▸ **Exercise**
Wherever the word "cogentco" turns up in a line of the entries, copy that line.
__________________________________________________
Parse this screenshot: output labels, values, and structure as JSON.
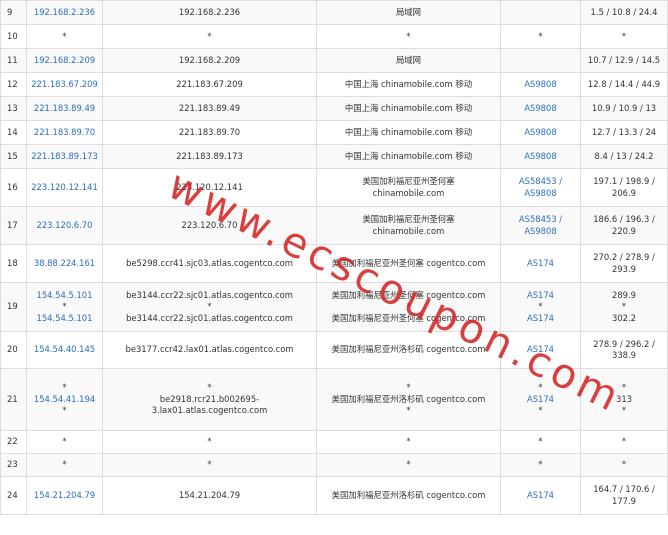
{
  "watermark": "www.ecscoupon.com",
  "colors": {
    "link": "#2a6ebb",
    "watermark": "#d42424",
    "border": "#dddddd",
    "row_stripe": "#f9f9f9"
  },
  "rows": [
    {
      "hop": "9",
      "ip": [
        "192.168.2.236"
      ],
      "host": [
        "192.168.2.236"
      ],
      "loc": [
        "局域网"
      ],
      "asn": [
        ""
      ],
      "time": [
        "1.5 / 10.8 / 24.4"
      ]
    },
    {
      "hop": "10",
      "ip": [
        "*"
      ],
      "host": [
        "*"
      ],
      "loc": [
        "*"
      ],
      "asn": [
        "*"
      ],
      "time": [
        "*"
      ]
    },
    {
      "hop": "11",
      "ip": [
        "192.168.2.209"
      ],
      "host": [
        "192.168.2.209"
      ],
      "loc": [
        "局域网"
      ],
      "asn": [
        ""
      ],
      "time": [
        "10.7 / 12.9 / 14.5"
      ]
    },
    {
      "hop": "12",
      "ip": [
        "221.183.67.209"
      ],
      "host": [
        "221.183.67.209"
      ],
      "loc": [
        "中国上海 chinamobile.com 移动"
      ],
      "asn": [
        "AS9808"
      ],
      "time": [
        "12.8 / 14.4 / 44.9"
      ]
    },
    {
      "hop": "13",
      "ip": [
        "221.183.89.49"
      ],
      "host": [
        "221.183.89.49"
      ],
      "loc": [
        "中国上海 chinamobile.com 移动"
      ],
      "asn": [
        "AS9808"
      ],
      "time": [
        "10.9 / 10.9 / 13"
      ]
    },
    {
      "hop": "14",
      "ip": [
        "221.183.89.70"
      ],
      "host": [
        "221.183.89.70"
      ],
      "loc": [
        "中国上海 chinamobile.com 移动"
      ],
      "asn": [
        "AS9808"
      ],
      "time": [
        "12.7 / 13.3 / 24"
      ]
    },
    {
      "hop": "15",
      "ip": [
        "221.183.89.173"
      ],
      "host": [
        "221.183.89.173"
      ],
      "loc": [
        "中国上海 chinamobile.com 移动"
      ],
      "asn": [
        "AS9808"
      ],
      "time": [
        "8.4 / 13 / 24.2"
      ]
    },
    {
      "hop": "16",
      "ip": [
        "223.120.12.141"
      ],
      "host": [
        "223.120.12.141"
      ],
      "loc": [
        "美国加利福尼亚州圣何塞",
        "chinamobile.com"
      ],
      "asn": [
        "AS58453 /",
        "AS9808"
      ],
      "time": [
        "197.1 / 198.9 /",
        "206.9"
      ]
    },
    {
      "hop": "17",
      "ip": [
        "223.120.6.70"
      ],
      "host": [
        "223.120.6.70"
      ],
      "loc": [
        "美国加利福尼亚州圣何塞",
        "chinamobile.com"
      ],
      "asn": [
        "AS58453 /",
        "AS9808"
      ],
      "time": [
        "186.6 / 196.3 /",
        "220.9"
      ]
    },
    {
      "hop": "18",
      "ip": [
        "38.88.224.161"
      ],
      "host": [
        "be5298.ccr41.sjc03.atlas.cogentco.com"
      ],
      "loc": [
        "美国加利福尼亚州圣何塞 cogentco.com"
      ],
      "asn": [
        "AS174"
      ],
      "time": [
        "270.2 / 278.9 /",
        "293.9"
      ]
    },
    {
      "hop": "19",
      "ip": [
        "154.54.5.101",
        "*",
        "154.54.5.101"
      ],
      "host": [
        "be3144.ccr22.sjc01.atlas.cogentco.com",
        "*",
        "be3144.ccr22.sjc01.atlas.cogentco.com"
      ],
      "loc": [
        "美国加利福尼亚州圣何塞 cogentco.com",
        "*",
        "美国加利福尼亚州圣何塞 cogentco.com"
      ],
      "asn": [
        "AS174",
        "*",
        "AS174"
      ],
      "time": [
        "289.9",
        "*",
        "302.2"
      ]
    },
    {
      "hop": "20",
      "ip": [
        "154.54.40.145"
      ],
      "host": [
        "be3177.ccr42.lax01.atlas.cogentco.com"
      ],
      "loc": [
        "美国加利福尼亚州洛杉矶 cogentco.com"
      ],
      "asn": [
        "AS174"
      ],
      "time": [
        "278.9 / 296.2 /",
        "338.9"
      ]
    },
    {
      "hop": "21",
      "ip": [
        "*",
        "154.54.41.194",
        "*"
      ],
      "host": [
        "*",
        "be2918.rcr21.b002695-",
        "3.lax01.atlas.cogentco.com"
      ],
      "loc": [
        "*",
        "美国加利福尼亚州洛杉矶 cogentco.com",
        "*"
      ],
      "asn": [
        "*",
        "AS174",
        "*"
      ],
      "time": [
        "*",
        "313",
        "*"
      ]
    },
    {
      "hop": "22",
      "ip": [
        "*"
      ],
      "host": [
        "*"
      ],
      "loc": [
        "*"
      ],
      "asn": [
        "*"
      ],
      "time": [
        "*"
      ]
    },
    {
      "hop": "23",
      "ip": [
        "*"
      ],
      "host": [
        "*"
      ],
      "loc": [
        "*"
      ],
      "asn": [
        "*"
      ],
      "time": [
        "*"
      ]
    },
    {
      "hop": "24",
      "ip": [
        "154.21.204.79"
      ],
      "host": [
        "154.21.204.79"
      ],
      "loc": [
        "美国加利福尼亚州洛杉矶 cogentco.com"
      ],
      "asn": [
        "AS174"
      ],
      "time": [
        "164.7 / 170.6 /",
        "177.9"
      ]
    }
  ]
}
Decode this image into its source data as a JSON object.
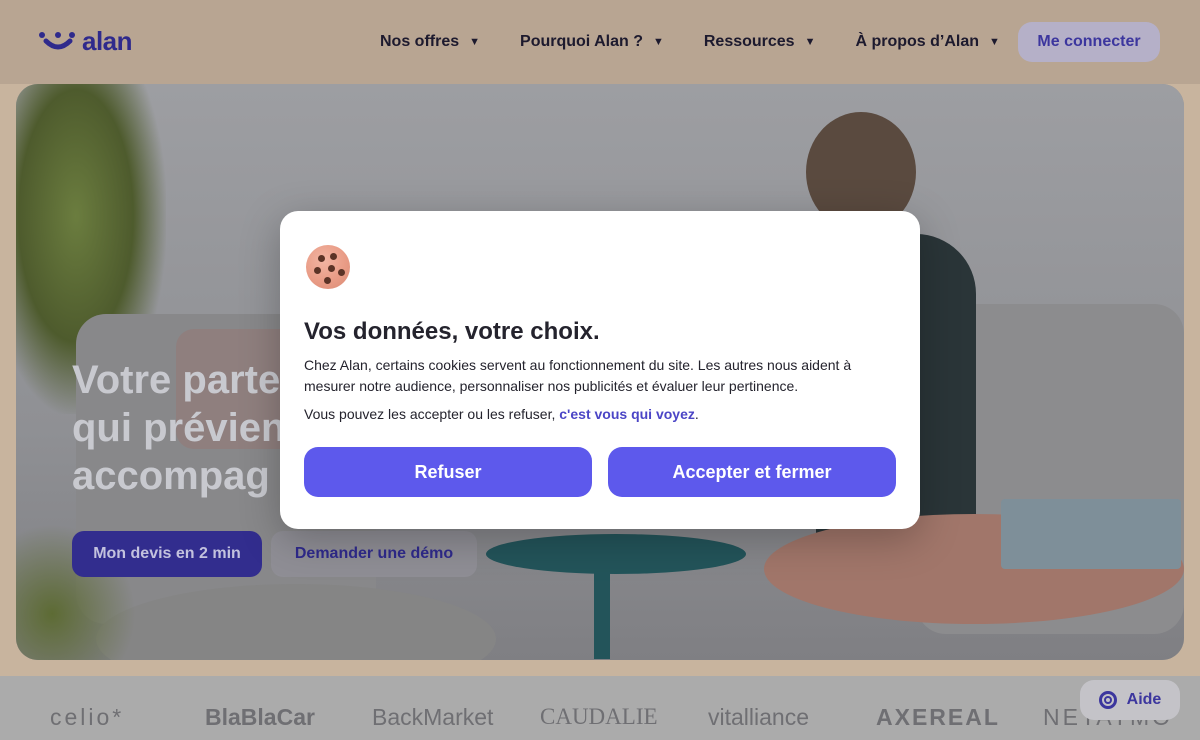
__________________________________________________
▸ **Solution to the problem**
        "be5298.ccr41.sjc03.atlas.cogentco.com"
        "美国加利福尼亚州圣何塞 cogentco.com"
        "be3144.ccr22.sjc01.atlas.cogentco.com",
        "be3144.ccr22.sjc01.atlas.cogentco.com"
        "美国加利福尼亚州圣何塞 cogentco.com",
        "美国加利福尼亚州圣何塞 cogentco.com"
        "be3177.ccr42.lax01.atlas.cogentco.com"
        "美国加利福尼亚州洛杉矶 cogentco.com"
        "3.lax01.atlas.cogentco.com"
        "美国加利福尼亚州洛杉矶 cogentco.com",
        "美国加利福尼亚州洛杉矶 cogentco.com"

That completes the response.